Every generation of enthusiasts has a car that lends itself to customization. Whether it’s mechanical simplicity, such as was the case with the Model A, beauty and power—think the small-block-equipped 1957 Chevy—or sheer quantity and dependability, such as the 1990s Honda Civic hatchback, some cars become rolling canvases, practically begging for modification. Each automotive tribe seems to have its own roster. For Bow-Tie-loving speed freaks, there are few better blank-slate cars than the Chevrolet Nova.
GM debuted the car in 1962 as the Chevrolet II. Available in multiple body styles, from a two-door coupe to a four-door wagon, this stubby, basic people mover shuffled down suburban streets with a tiny-for-1960s-America 153-cubic inch four cylinder or a 120-horsepower, 194-cubic-inch straight six. As with most cars during the era, mission creep between the front fenders increased the available engine options to a 327-cubic-inch small block V-8 in less than three years.
In 1968, a new-generation Chevy II rolled onto showroom floors. With a longer wheelbase and coke-bottle styling, the novel Chevy read as a 7/8th-scale Chevelle. And the Nova name, initially the top trim level, now featured more prominently across all trims (the Chevy II moniker was completely abandoned in 1969).
The styling and shape remained largely unchanged until 1975, save for the addition of the bulky five-mile-per-hour bumper in 1973. The boxier ’75 Nova was the beginning of the end, and just three years later production ended to make way for the Citation. By that point, several million of these cheap little cars had been produced. They would, for decades after, be among the easiest, cheapest ways for kids to get into cars.
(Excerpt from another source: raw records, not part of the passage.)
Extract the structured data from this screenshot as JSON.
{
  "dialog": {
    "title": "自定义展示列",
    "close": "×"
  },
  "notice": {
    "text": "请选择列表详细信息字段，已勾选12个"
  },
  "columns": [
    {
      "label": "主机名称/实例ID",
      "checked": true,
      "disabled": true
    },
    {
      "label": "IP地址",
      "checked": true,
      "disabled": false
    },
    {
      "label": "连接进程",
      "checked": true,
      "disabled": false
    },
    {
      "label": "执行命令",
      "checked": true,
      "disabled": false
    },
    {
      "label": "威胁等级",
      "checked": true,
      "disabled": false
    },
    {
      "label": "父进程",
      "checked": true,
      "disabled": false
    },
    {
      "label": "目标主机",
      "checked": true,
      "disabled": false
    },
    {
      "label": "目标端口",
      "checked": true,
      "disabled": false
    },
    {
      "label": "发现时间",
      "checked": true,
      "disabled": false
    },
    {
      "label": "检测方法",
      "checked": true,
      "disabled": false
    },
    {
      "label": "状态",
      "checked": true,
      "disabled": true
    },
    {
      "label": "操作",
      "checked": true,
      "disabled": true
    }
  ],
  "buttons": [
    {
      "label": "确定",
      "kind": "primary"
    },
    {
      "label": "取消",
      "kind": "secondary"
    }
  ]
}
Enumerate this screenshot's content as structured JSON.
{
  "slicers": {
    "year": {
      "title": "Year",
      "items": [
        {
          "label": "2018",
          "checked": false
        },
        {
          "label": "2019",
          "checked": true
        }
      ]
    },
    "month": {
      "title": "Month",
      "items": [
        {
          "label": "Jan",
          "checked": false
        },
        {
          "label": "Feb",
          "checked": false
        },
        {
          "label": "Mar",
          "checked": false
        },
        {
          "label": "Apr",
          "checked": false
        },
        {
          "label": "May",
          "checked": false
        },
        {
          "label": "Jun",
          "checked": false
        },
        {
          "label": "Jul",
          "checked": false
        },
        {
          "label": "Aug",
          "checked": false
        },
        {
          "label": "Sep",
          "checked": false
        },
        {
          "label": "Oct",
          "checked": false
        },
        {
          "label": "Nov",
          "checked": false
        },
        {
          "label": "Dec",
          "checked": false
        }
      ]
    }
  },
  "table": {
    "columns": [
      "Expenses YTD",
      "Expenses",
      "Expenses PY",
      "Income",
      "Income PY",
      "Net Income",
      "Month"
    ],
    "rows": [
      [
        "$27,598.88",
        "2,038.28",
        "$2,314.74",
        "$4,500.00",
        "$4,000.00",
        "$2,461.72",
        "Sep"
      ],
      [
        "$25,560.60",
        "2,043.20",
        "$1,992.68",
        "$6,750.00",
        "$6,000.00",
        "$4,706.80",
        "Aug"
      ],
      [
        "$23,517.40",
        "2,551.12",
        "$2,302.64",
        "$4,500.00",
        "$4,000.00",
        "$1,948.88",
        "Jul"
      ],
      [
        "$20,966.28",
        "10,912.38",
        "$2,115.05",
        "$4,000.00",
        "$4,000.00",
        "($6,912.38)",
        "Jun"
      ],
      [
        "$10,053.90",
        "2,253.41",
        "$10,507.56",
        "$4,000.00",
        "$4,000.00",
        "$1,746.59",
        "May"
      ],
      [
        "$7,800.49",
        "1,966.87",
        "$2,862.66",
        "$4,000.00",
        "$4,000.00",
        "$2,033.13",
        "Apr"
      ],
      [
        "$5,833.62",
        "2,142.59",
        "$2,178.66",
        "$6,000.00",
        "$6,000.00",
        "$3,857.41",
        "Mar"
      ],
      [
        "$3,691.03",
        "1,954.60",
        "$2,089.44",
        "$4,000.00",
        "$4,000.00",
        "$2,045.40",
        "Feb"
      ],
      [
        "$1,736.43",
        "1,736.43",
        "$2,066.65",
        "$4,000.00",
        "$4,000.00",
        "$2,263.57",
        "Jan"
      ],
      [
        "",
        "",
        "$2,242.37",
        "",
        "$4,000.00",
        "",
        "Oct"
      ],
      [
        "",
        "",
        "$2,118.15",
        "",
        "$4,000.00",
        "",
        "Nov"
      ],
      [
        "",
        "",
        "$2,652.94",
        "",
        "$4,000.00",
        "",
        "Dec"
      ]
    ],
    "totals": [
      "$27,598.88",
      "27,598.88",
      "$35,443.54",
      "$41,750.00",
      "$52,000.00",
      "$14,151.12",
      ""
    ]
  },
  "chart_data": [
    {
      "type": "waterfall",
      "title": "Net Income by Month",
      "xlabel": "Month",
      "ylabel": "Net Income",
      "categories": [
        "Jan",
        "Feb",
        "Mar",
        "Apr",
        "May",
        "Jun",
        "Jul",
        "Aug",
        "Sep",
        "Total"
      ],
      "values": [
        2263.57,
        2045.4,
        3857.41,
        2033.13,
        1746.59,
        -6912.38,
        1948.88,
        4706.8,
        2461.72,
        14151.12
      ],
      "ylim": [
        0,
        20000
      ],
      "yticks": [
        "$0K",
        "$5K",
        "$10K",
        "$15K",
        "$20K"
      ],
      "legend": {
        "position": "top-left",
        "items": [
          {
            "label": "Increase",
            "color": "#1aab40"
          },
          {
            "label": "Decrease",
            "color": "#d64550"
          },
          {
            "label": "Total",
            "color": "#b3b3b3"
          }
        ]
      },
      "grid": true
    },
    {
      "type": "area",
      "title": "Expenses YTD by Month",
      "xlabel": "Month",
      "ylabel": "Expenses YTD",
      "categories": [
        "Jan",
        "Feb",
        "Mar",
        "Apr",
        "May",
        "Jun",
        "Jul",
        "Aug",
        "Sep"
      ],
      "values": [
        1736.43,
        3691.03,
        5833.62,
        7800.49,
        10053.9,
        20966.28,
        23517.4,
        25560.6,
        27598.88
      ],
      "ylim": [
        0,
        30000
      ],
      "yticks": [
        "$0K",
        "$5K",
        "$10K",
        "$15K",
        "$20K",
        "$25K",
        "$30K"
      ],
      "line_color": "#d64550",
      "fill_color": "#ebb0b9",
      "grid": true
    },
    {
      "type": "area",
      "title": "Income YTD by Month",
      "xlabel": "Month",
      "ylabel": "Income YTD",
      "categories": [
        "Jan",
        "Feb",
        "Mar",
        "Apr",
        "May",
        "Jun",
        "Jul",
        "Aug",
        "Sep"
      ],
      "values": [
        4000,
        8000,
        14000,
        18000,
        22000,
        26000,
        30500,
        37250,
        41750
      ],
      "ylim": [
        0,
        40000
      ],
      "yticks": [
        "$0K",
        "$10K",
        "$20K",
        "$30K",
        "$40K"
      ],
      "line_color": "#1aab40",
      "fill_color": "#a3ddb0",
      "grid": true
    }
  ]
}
Kids like me. I fell in love with the 1968–1974 era Novas in large part because my father raced a ’71 in the Street Stock class in his first go on the circle track scene. Novas were seemingly everywhere as I grew up trackside at dragstrips and ovals. With a short wheelbase, relatively light curb weight, and ample room between the rails for a V-8, the Nova was a perfect starting point for a would-be racer. I marveled at the shoehorned big blocks and home-fabricated tubbed rear ends housing massive drag tires, and the extensive prep for circle track racing that strengthened my dad’s Nova for battle.
I always aspired to own one, but by the time I had the disposable income to do so, my shot at a ’68 or ’69—or at least one that didn’t resemble Swiss cheese—was gone. Still, I remained encouraged by the ’73 and ’74 models that remained attainable. “Those years are interesting given that underneath it’s mostly the same as the 1968-72 pre-facelift cars,” says Price Guide Editor Greg Ingold, “but the big bumpers definitely help with affordability.”
As luck would have it, a silver 1974 Nova popped up in Dundee, Michigan, about an hour south of our editorial office in Ann Arbor. After revisiting the Craigslist ad several times to gawk at the car, I decided to call the owner and check it out.
In less than two hours’ time, I was sitting shotgun in the coupe as the seller rowed through the four-speed between two aftermarket bucket seats. The 350-cubic inch small block roared through the Flowmaster dual exhausts. Sold.
With dents on the roof and rockers, it wasn’t perfect, nor was it stock. The front suspension utilized aftermarket A-arms and the rear-end came loaded with 4.11:1 gears. The owner explained that he bought the car from someone in California who raced the car. See what I mean about blank canvas? Even Novas roaming the streets are unlikely to have been left untouched.
Following my girlfriend home along I-75, I came to understand why four-speed road-goers aren’t typically armed with such an extreme gear ratio. At 65 miles-per-hour, I sounded like Earnhardt on a flyer. Revs for days.
After a brief stint in Ann Arbor, I road-tripped north to my dad’s shop. Over 250 miles of highways and back roads teased out the muscle car’s shortcomings. The shift linkage jammed on occasion, and the seats were mounted too high, making your 5’11” author feel like Shaquille O’Neal in a clown car. All the better—projects for the winter.
We took the car to the drive-in movie theater (those oversized malaise-era bumpers make for great footrests) and cruised around for a couple evenings. Now, it sits, awaiting suspension mods to improve the ride and, if I can swing it, a transmission swap.
While it sits, values are on the rise. “I have noticed that domestic mid-70s cars are starting to increase in value and desirability,” said Ingold. “A lot of cars in that category which used to be dirt cheap are actually commanding decent money for really good examples.”
Excellent condition (#2) Novas and even drivers (#3) are steadily ticking up, although it's still easy to find a decent example for under $10,000. Of course, expect to pay more if someone's once blank canvas has been painted with a built 502 cubic-inch V-8 with all the supporting improvements.
Data from the insurance side of Hagerty also suggest that Novas command a fairly broad array of interest. The folks who grew up with them naturally take the lead—37 percent of folks calling us for insurance on one of these cars are Gen–Xers. Yet Millennials also seem to get it, accounting for more than aa quarter of quotes. It looks like the Nova will continue to serve as a blank canvas for years to come.